## Work instruction
Narrow the data below down to the lines containing "legend".

Entries from a dataset of interfaces
- Opening Delimiter -
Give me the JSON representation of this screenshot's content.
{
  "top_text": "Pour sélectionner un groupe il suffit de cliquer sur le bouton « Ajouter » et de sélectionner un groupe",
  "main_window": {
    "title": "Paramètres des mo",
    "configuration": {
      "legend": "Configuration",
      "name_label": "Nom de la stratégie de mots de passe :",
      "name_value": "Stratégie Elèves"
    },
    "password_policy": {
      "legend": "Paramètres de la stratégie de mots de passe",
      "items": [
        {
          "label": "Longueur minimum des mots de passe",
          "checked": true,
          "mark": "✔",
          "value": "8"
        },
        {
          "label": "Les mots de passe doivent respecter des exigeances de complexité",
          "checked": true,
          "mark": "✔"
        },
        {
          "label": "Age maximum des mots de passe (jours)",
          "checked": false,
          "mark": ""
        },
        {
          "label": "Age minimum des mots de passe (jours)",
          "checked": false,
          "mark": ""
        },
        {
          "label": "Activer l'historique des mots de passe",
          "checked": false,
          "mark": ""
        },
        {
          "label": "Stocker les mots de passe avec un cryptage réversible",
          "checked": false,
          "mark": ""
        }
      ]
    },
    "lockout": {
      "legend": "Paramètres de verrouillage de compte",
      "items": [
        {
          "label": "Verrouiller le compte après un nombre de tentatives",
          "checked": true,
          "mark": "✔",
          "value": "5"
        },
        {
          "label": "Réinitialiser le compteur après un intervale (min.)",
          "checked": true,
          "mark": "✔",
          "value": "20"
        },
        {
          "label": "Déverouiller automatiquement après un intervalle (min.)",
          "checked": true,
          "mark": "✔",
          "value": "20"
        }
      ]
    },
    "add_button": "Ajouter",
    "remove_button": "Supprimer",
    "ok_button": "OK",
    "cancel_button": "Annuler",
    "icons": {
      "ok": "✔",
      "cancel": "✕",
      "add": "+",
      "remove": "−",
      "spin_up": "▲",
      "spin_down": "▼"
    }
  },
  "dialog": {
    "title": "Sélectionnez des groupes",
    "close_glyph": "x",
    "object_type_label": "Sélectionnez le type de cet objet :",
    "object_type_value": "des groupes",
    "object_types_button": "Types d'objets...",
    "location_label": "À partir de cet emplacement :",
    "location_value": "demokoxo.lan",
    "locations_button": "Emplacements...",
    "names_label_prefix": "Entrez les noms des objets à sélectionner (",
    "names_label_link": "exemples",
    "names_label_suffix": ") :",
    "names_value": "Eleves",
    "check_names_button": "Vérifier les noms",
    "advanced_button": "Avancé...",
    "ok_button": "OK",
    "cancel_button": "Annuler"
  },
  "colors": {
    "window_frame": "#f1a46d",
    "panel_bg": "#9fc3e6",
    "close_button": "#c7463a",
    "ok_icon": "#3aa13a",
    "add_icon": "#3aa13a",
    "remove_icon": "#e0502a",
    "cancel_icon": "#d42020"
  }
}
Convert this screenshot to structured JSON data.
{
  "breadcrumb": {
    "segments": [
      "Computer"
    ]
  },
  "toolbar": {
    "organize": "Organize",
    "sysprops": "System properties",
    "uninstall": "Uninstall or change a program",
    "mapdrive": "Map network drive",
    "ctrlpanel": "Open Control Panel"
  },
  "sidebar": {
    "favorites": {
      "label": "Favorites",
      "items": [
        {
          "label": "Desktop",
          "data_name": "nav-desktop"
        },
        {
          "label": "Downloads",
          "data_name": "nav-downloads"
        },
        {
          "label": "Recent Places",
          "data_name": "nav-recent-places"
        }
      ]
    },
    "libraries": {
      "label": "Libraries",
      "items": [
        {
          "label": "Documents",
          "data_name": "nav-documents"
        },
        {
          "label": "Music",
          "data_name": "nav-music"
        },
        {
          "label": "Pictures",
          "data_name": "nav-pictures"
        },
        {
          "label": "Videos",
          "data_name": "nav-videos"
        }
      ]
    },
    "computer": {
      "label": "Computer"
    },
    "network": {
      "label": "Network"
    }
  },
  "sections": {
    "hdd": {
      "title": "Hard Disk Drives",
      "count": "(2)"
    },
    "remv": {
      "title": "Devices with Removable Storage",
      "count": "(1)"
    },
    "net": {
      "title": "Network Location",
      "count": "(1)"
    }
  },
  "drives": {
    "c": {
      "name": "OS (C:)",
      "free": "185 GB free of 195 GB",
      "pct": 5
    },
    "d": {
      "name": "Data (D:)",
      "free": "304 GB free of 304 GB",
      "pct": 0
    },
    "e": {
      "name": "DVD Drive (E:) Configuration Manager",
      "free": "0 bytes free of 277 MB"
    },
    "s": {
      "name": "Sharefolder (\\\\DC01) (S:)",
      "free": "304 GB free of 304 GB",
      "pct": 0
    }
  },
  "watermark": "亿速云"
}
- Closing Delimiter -
## Exercise output
      "legend": "Configuration",
      "legend": "Paramètres de la stratégie de mots de passe",
      "legend": "Paramètres de verrouillage de compte",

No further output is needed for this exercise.